Fannie Mae had a big year for affordable housing production in 2011, as the agency rejuvenated its offerings and re-engaged the market.

The company is on track to record about $1.75 billion in volume for the year spread among preservation, New Issue Bond Program (NIBP), and lowincome housing tax credit (LIHTC) deals, according to preliminary estimates by agency lenders. The figure would far surpass Freddie Mac's estimated $1.1 billion.

It's a stark turnaround for Fannie Mae, which had fallen behind in recent years on both bond credit enhancements and immediate fundings for preservation. Freddie Mac's aggressiveness on bond deals made it a clear front-runner for NIBP business, and its Targeted Affordable Housing network also outpaced Fannie on preservation deals throughout 2010.

But in 2011, Fannie Mae sharpened its approach, undergoing a dramatic reorganization that made its turnaround times much more swift. Fannie also made several changes to existing programs and even introduced a couple of new ones, which should pay dividends in 2012.

At the same time, Freddie grew a little less competitive in terms of underwriting flexibility when it started securitizing all of its immediate fundings through the Capital Markets Execution program. The end result was a banner year for Fannie.

“We're definitely going to far exceed 2010's production,” says Bob Simpson, a vice president who leads the affordable housing arm of Fannie Mae. “At the beginning of the year, we really set out to focus on providing our lenders with more flexible products, we wanted to get more competitive on pricing, and to make sure, above and beyond everything else, that we provided the best execution."

In the latter half of the year, the company rolled out an adjustable-rate mortgage (ARM) product, the ARM 7-6. The variable-rate loan includes embedded caps and an option to convert it into a fixed-rate mortgage in the second year. Rates for the seven-year loan are set off the one-month LIBOR, and leverage goes up to 80 percent loan-to-value (LTV).

“It's an attractive option for affordable borrowers looking to acquire or refi- nance properties but want the option of going back in for new credits in a couple of years,” says Simpson. “It provides a lot of flexibility to borrowers, and we're seeing a lot of traction in that area."

Fannie's focus on preservation deals manifested in a few ways in 2011.

It made borrower-friendly tweaks to its moderate-rehab program, removing the cap on per-unit dollar amounts, and became more willing to consider 35-year amortizations and partial interest-only periods.

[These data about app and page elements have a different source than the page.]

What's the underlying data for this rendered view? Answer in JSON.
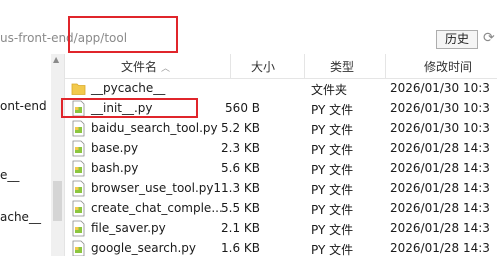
{
  "address_bar": {
    "path": "us-front-end/app/tool",
    "history_label": "历史",
    "refresh_icon": "refresh-icon"
  },
  "left_nav": {
    "items": [
      {
        "label": "ont-end"
      },
      {
        "label": "e__"
      },
      {
        "label": "ache__"
      }
    ]
  },
  "columns": {
    "name": "文件名",
    "size": "大小",
    "type": "类型",
    "modified": "修改时间"
  },
  "files": [
    {
      "name": "__pycache__",
      "size": "",
      "type": "文件夹",
      "modified": "2026/01/30 10:3",
      "icon": "folder-icon"
    },
    {
      "name": "__init__.py",
      "size": "560 B",
      "type": "PY 文件",
      "modified": "2026/01/30 10:3",
      "icon": "python-file-icon"
    },
    {
      "name": "baidu_search_tool.py",
      "size": "5.2 KB",
      "type": "PY 文件",
      "modified": "2026/01/30 10:3",
      "icon": "python-file-icon"
    },
    {
      "name": "base.py",
      "size": "2.3 KB",
      "type": "PY 文件",
      "modified": "2026/01/28 14:3",
      "icon": "python-file-icon"
    },
    {
      "name": "bash.py",
      "size": "5.6 KB",
      "type": "PY 文件",
      "modified": "2026/01/28 14:3",
      "icon": "python-file-icon"
    },
    {
      "name": "browser_use_tool.py",
      "size": "11.3 KB",
      "type": "PY 文件",
      "modified": "2026/01/28 14:3",
      "icon": "python-file-icon"
    },
    {
      "name": "create_chat_comple...",
      "size": "5.5 KB",
      "type": "PY 文件",
      "modified": "2026/01/28 14:3",
      "icon": "python-file-icon"
    },
    {
      "name": "file_saver.py",
      "size": "2.1 KB",
      "type": "PY 文件",
      "modified": "2026/01/28 14:3",
      "icon": "python-file-icon"
    },
    {
      "name": "google_search.py",
      "size": "1.6 KB",
      "type": "PY 文件",
      "modified": "2026/01/28 14:3",
      "icon": "python-file-icon"
    }
  ],
  "colors": {
    "annotation": "#e0252b",
    "folder": "#f2c94c"
  }
}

Simpson also expects to see more interest in Fannie's Green Refinance Plus product, which was rolled out in June in a partnership with the Federal Housing Administration (FHA).

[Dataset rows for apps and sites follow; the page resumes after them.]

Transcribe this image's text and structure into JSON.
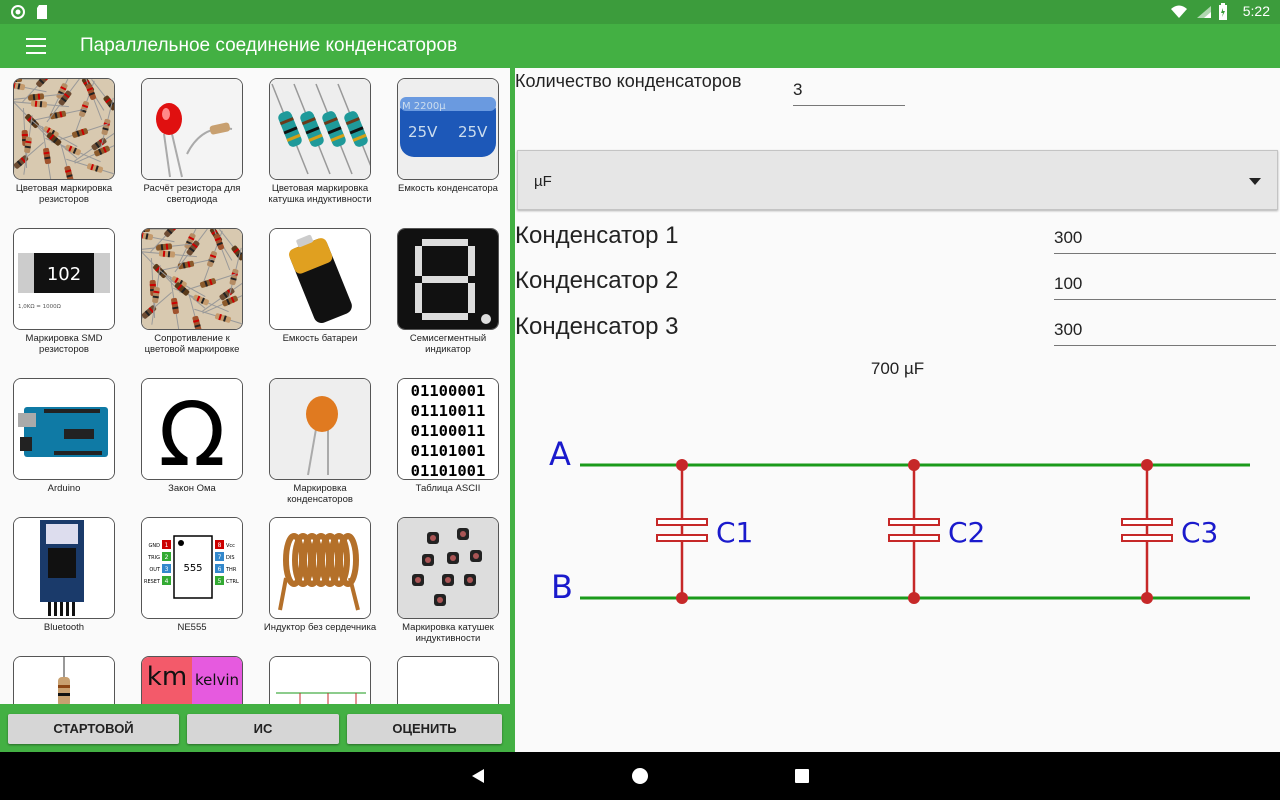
{
  "status": {
    "time": "5:22"
  },
  "appbar": {
    "title": "Параллельное соединение конденсаторов"
  },
  "tiles": [
    {
      "label": "Цветовая маркировка резисторов",
      "icon": "resistors-photo"
    },
    {
      "label": "Расчёт резистора для светодиода",
      "icon": "led-resistor-photo"
    },
    {
      "label": "Цветовая маркировка катушка индуктивности",
      "icon": "inductor-coils-photo"
    },
    {
      "label": "Емкость конденсатора",
      "icon": "capacitor-photo"
    },
    {
      "label": "Маркировка SMD резисторов",
      "icon": "smd-resistor-icon",
      "smd_code": "102",
      "smd_note": "1,0KΩ = 1000Ω"
    },
    {
      "label": "Сопротивление к цветовой маркировке",
      "icon": "resistors-photo"
    },
    {
      "label": "Емкость батареи",
      "icon": "battery-icon"
    },
    {
      "label": "Семисегментный индикатор",
      "icon": "seven-segment-icon"
    },
    {
      "label": "Arduino",
      "icon": "arduino-icon"
    },
    {
      "label": "Закон Ома",
      "icon": "omega-icon",
      "glyph": "Ω"
    },
    {
      "label": "Маркировка конденсаторов",
      "icon": "ceramic-capacitor-icon"
    },
    {
      "label": "Таблица ASCII",
      "icon": "ascii-icon",
      "lines": [
        "01100001",
        "01110011",
        "01100011",
        "01101001",
        "01101001"
      ]
    },
    {
      "label": "Bluetooth",
      "icon": "bluetooth-module-icon"
    },
    {
      "label": "NE555",
      "icon": "ne555-icon",
      "chip": "555",
      "pins_left": [
        "GND",
        "TRIG",
        "OUT",
        "RESET"
      ],
      "pins_right": [
        "Vcc",
        "DIS",
        "THR",
        "CTRL"
      ],
      "nums_left": [
        "1",
        "2",
        "3",
        "4"
      ],
      "nums_right": [
        "8",
        "7",
        "6",
        "5"
      ]
    },
    {
      "label": "Индуктор без сердечника",
      "icon": "air-coil-icon"
    },
    {
      "label": "Маркировка катушек индуктивности",
      "icon": "smd-inductors-icon"
    },
    {
      "label": "",
      "icon": "resistor-icon"
    },
    {
      "label": "",
      "icon": "unit-converter-icon",
      "km": "km",
      "kelvin": "kelvin"
    },
    {
      "label": "",
      "icon": "circuit-icon"
    },
    {
      "label": "",
      "icon": "blank-icon"
    }
  ],
  "bottom_buttons": [
    "СТАРТОВОЙ",
    "ИС",
    "ОЦЕНИТЬ"
  ],
  "form": {
    "count_label": "Количество конденсаторов",
    "count_value": "3",
    "unit": "µF",
    "capacitors": [
      {
        "label": "Конденсатор 1",
        "value": "300"
      },
      {
        "label": "Конденсатор 2",
        "value": "100"
      },
      {
        "label": "Конденсатор 3",
        "value": "300"
      }
    ],
    "result": "700 µF"
  },
  "diagram": {
    "node_a": "A",
    "node_b": "B",
    "caps": [
      "C1",
      "C2",
      "C3"
    ],
    "wire_color": "#1a9a1a",
    "cap_color": "#c62828",
    "label_color": "#1a1acc"
  }
}
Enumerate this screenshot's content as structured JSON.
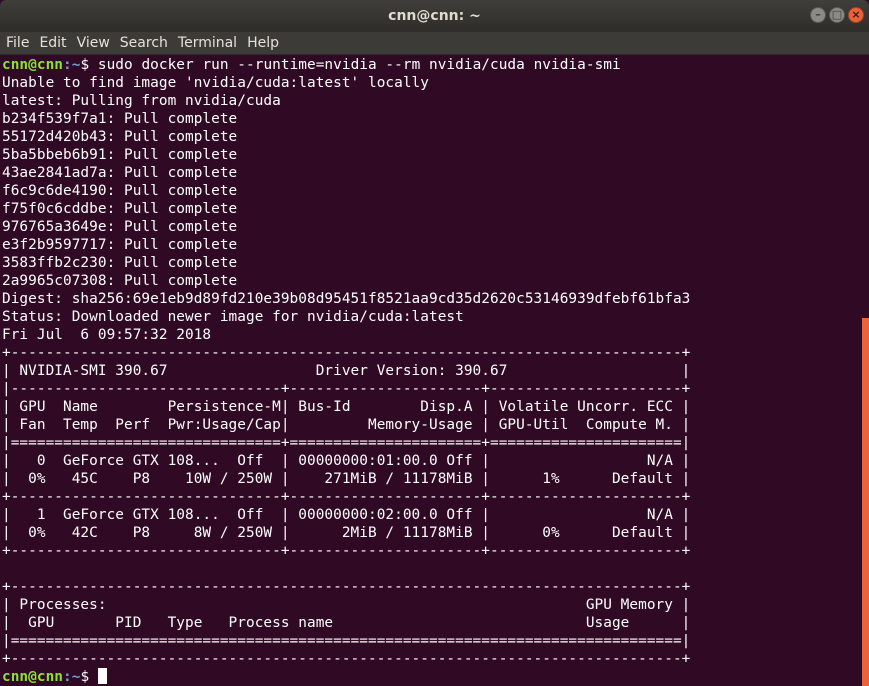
{
  "window": {
    "title": "cnn@cnn: ~",
    "min_glyph": "–",
    "max_glyph": "□",
    "close_glyph": "×"
  },
  "menubar": [
    "File",
    "Edit",
    "View",
    "Search",
    "Terminal",
    "Help"
  ],
  "prompt": {
    "user": "cnn@cnn",
    "path": ":~",
    "symbol": "$ "
  },
  "terminal": {
    "command": "sudo docker run --runtime=nvidia --rm nvidia/cuda nvidia-smi",
    "output": [
      "Unable to find image 'nvidia/cuda:latest' locally",
      "latest: Pulling from nvidia/cuda",
      "b234f539f7a1: Pull complete",
      "55172d420b43: Pull complete",
      "5ba5bbeb6b91: Pull complete",
      "43ae2841ad7a: Pull complete",
      "f6c9c6de4190: Pull complete",
      "f75f0c6cddbe: Pull complete",
      "976765a3649e: Pull complete",
      "e3f2b9597717: Pull complete",
      "3583ffb2c230: Pull complete",
      "2a9965c07308: Pull complete",
      "Digest: sha256:69e1eb9d89fd210e39b08d95451f8521aa9cd35d2620c53146939dfebf61bfa3",
      "Status: Downloaded newer image for nvidia/cuda:latest",
      "Fri Jul  6 09:57:32 2018",
      "+-----------------------------------------------------------------------------+",
      "| NVIDIA-SMI 390.67                 Driver Version: 390.67                    |",
      "|-------------------------------+----------------------+----------------------+",
      "| GPU  Name        Persistence-M| Bus-Id        Disp.A | Volatile Uncorr. ECC |",
      "| Fan  Temp  Perf  Pwr:Usage/Cap|         Memory-Usage | GPU-Util  Compute M. |",
      "|===============================+======================+======================|",
      "|   0  GeForce GTX 108...  Off  | 00000000:01:00.0 Off |                  N/A |",
      "|  0%   45C    P8    10W / 250W |    271MiB / 11178MiB |      1%      Default |",
      "+-------------------------------+----------------------+----------------------+",
      "|   1  GeForce GTX 108...  Off  | 00000000:02:00.0 Off |                  N/A |",
      "|  0%   42C    P8     8W / 250W |      2MiB / 11178MiB |      0%      Default |",
      "+-------------------------------+----------------------+----------------------+",
      "",
      "+-----------------------------------------------------------------------------+",
      "| Processes:                                                       GPU Memory |",
      "|  GPU       PID   Type   Process name                             Usage      |",
      "|=============================================================================|",
      "+-----------------------------------------------------------------------------+"
    ]
  },
  "colors": {
    "background": "#300a24",
    "prompt_user": "#8ae234",
    "prompt_path": "#729fcf",
    "scrollbar": "#e9643a"
  }
}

The product, built on an existing risk-sharing agreement with the FHA, is attractive for owners looking to improve their properties but need more proceeds than can be found in the traditional immediate funding. The Green Refinance Plus program tops out at 85 percent LTV and offers a debt-service coverage ratio as low as 1.15x.

Preservation deals will remain Fannie Mae's bread and butter in 2012, especially given the wave of maturing tax credit and Sec. 8 deals.

“Preservation deals are really where Fannie wants to make its mark, which is a great long-term view,” says Phil Melton, head of affordable housing debt production for Centerline. “It's incredible how easy it's been to work with them on preservation deals."

More competition in 2012

As the banking industry returns to health, borrowers should see more debt options in the market in 2012.

Freddie Mac is reportedly working on enhancements to its preservation product, and Community Reinvestment Act-motivated banks are growing more aggressive. And the bond creditenhancement arena may get more competitive as the private-placement market begins to return in earnest.

“I think competition's going to heat up across the spectrum in 2012. We're already seeing more competition on the immediate side,” says Simpson. “We haven't seen it on the private-placement side yet, but I keep hearing that the private-placement market is coming back, and we fully expect that it will."

While the LIHTC market has improved, Simpson does have some concerns for 2012, particularly regarding the production of new affordable housing. Many state and local resources continue to grow scarcer, and the growing need for preservation that the company hopes to capitalize on also makes new construction deals a little more challenging.

“Gap financing has really been reduced over time, and you're probably going to start seeing that really impacted at the local level in 2012,” says Simpson. “New construction is going to continue to face some headwinds, because of that lack of gap financing, and also because there's more competition for credits by existing properties."